Atlantic Records signed him—not as a singer, but as a songwriter, charged with turning out material for Atlantic artists like Ruth Brown and LaVern Baker. One of his songs, "Young Blood," was reworked by producers Jerry Leiber and Mike Stoller for one of their groups, the Coasters, and it became a huge hit in 1957. Rock and roll had arrived, and soon Pomus (as he'd renamed himself) acquired a partner, Mort Shuman—a younger guy more conversant with the teen-oriented music that was sweeping the nation.
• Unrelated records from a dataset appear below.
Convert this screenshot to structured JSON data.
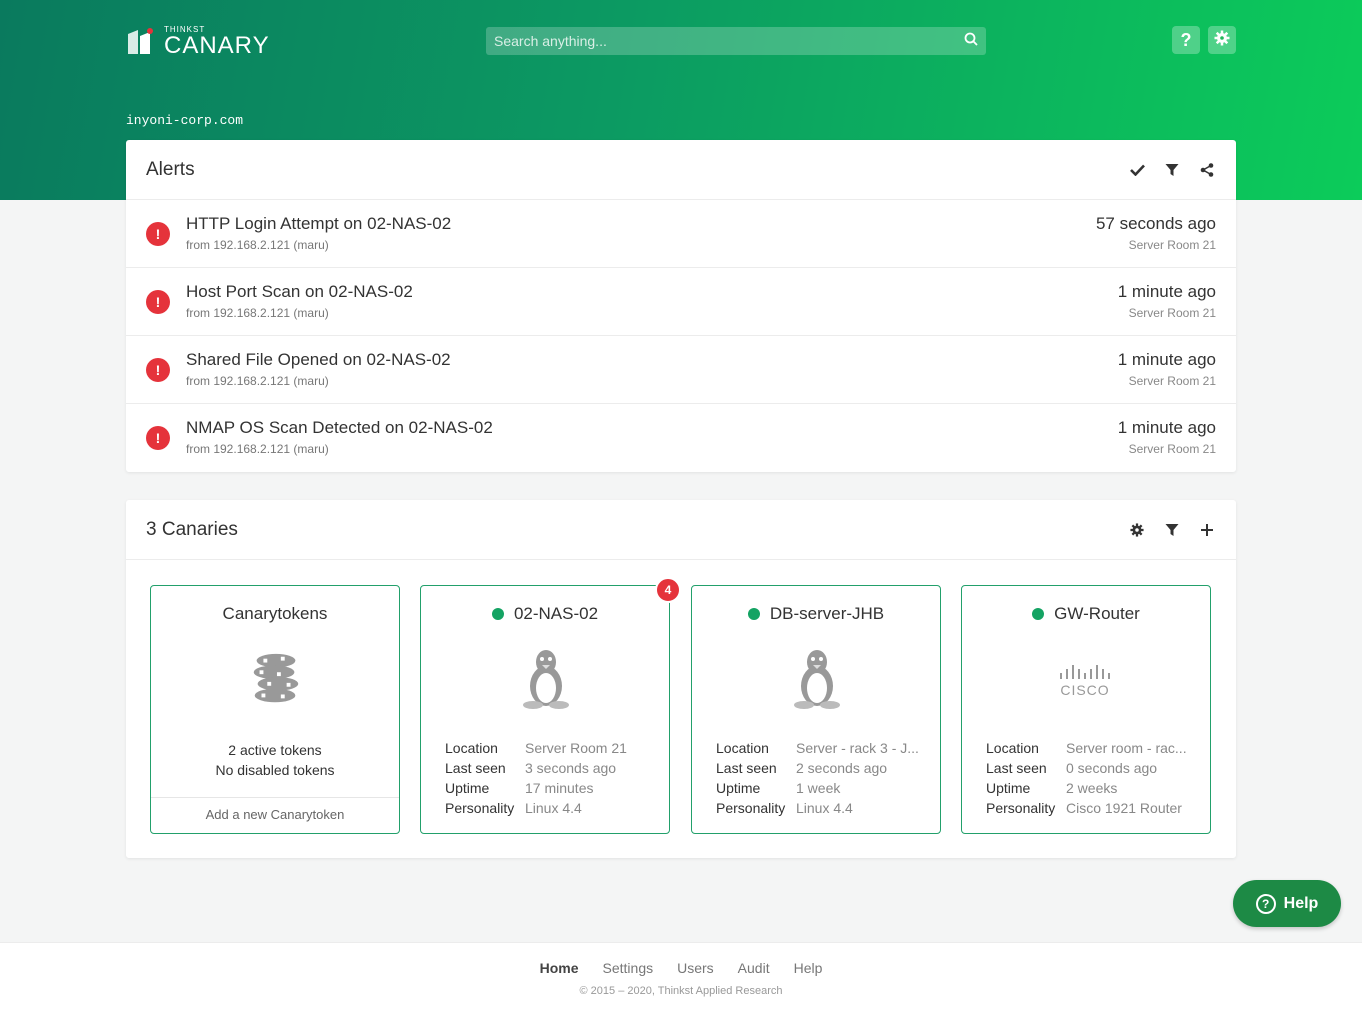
{
  "header": {
    "logo_small": "THINKST",
    "logo_big": "CANARY",
    "search_placeholder": "Search anything...",
    "help_label": "?",
    "domain": "inyoni-corp.com"
  },
  "alerts": {
    "title": "Alerts",
    "items": [
      {
        "title": "HTTP Login Attempt on 02-NAS-02",
        "source": "from 192.168.2.121 (maru)",
        "time": "57 seconds ago",
        "location": "Server Room 21"
      },
      {
        "title": "Host Port Scan on 02-NAS-02",
        "source": "from 192.168.2.121 (maru)",
        "time": "1 minute ago",
        "location": "Server Room 21"
      },
      {
        "title": "Shared File Opened on 02-NAS-02",
        "source": "from 192.168.2.121 (maru)",
        "time": "1 minute ago",
        "location": "Server Room 21"
      },
      {
        "title": "NMAP OS Scan Detected on 02-NAS-02",
        "source": "from 192.168.2.121 (maru)",
        "time": "1 minute ago",
        "location": "Server Room 21"
      }
    ]
  },
  "canaries": {
    "title": "3 Canaries",
    "tokens": {
      "title": "Canarytokens",
      "active": "2 active tokens",
      "disabled": "No disabled tokens",
      "add_label": "Add a new Canarytoken"
    },
    "labels": {
      "location": "Location",
      "last_seen": "Last seen",
      "uptime": "Uptime",
      "personality": "Personality"
    },
    "devices": [
      {
        "name": "02-NAS-02",
        "alert_count": "4",
        "location": "Server Room 21",
        "last_seen": "3 seconds ago",
        "uptime": "17 minutes",
        "personality": "Linux 4.4",
        "icon": "linux-penguin-icon"
      },
      {
        "name": "DB-server-JHB",
        "location": "Server - rack 3 - J...",
        "last_seen": "2 seconds ago",
        "uptime": "1 week",
        "personality": "Linux 4.4",
        "icon": "linux-penguin-icon"
      },
      {
        "name": "GW-Router",
        "location": "Server room - rac...",
        "last_seen": "0 seconds ago",
        "uptime": "2 weeks",
        "personality": "Cisco 1921 Router",
        "icon": "cisco-logo-icon",
        "logo_text": "CISCO"
      }
    ],
    "status_color": "#14a363"
  },
  "help_button": {
    "label": "Help"
  },
  "footer": {
    "nav": [
      "Home",
      "Settings",
      "Users",
      "Audit",
      "Help"
    ],
    "copyright": "© 2015 – 2020, Thinkst Applied Research"
  },
  "colors": {
    "alert_red": "#e5333b",
    "brand_green": "#14a363"
  }
}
Together, they churned out a phenomenal run of great songs for everyone from Dion and the Belmonts ("A Teenager in Love") to Elvis Presley ("Little Sister" and "(Marie's the Name) His Latest Flame," among others), and, unforgettably, another Leiber and Stoller group, the Drifters, for whom they wrote such indelible songs as "This Magic Moment" and "Save the Last Dance for Me." In 1960, Pomus and Shuman scored 13 Top 10 hits.

Although many of the songs Pomus wrote (mainly with Shuman, but also with Phil Spector and others) were ostensibly aimed at the teen market, some were intensely personal. "Lonely Avenue," given a stark reading by Ray Charles, projected his lifelong sense of isolation. And "Save the Last Dance for Me" took on a tragic overtone for anyone who knew that Pomus was a man who would never be able to dance with anyone.

The movie is filled with vintage interview footage with Pomus—a mountain of a man in later years—and with his many admirers and colleagues: Dion, Lou Reed, Ben E. King, Dr. John, B.B. King (for whom Pomus wrote "There Must Be a Better World Somewhere," a Grammy-winning 1981 single). We learn that after his first marriage fell apart (Doc was very attractive to beautiful women, it seems) and Shuman departed and the IRS reduced him to near-poverty, he was compelled to become a professional gambler. We learn that Bob Dylan once came to him for help in writing lyrics. (Dylan is quoted here as saying, "Everything you need to know is in 'A Teenager in Love.'") And we learn that Doc's last words, to the friends and family gathered around his deathbed in 1991 were, "Thank you, thank you." By the end of the film, you might feel grateful yourself.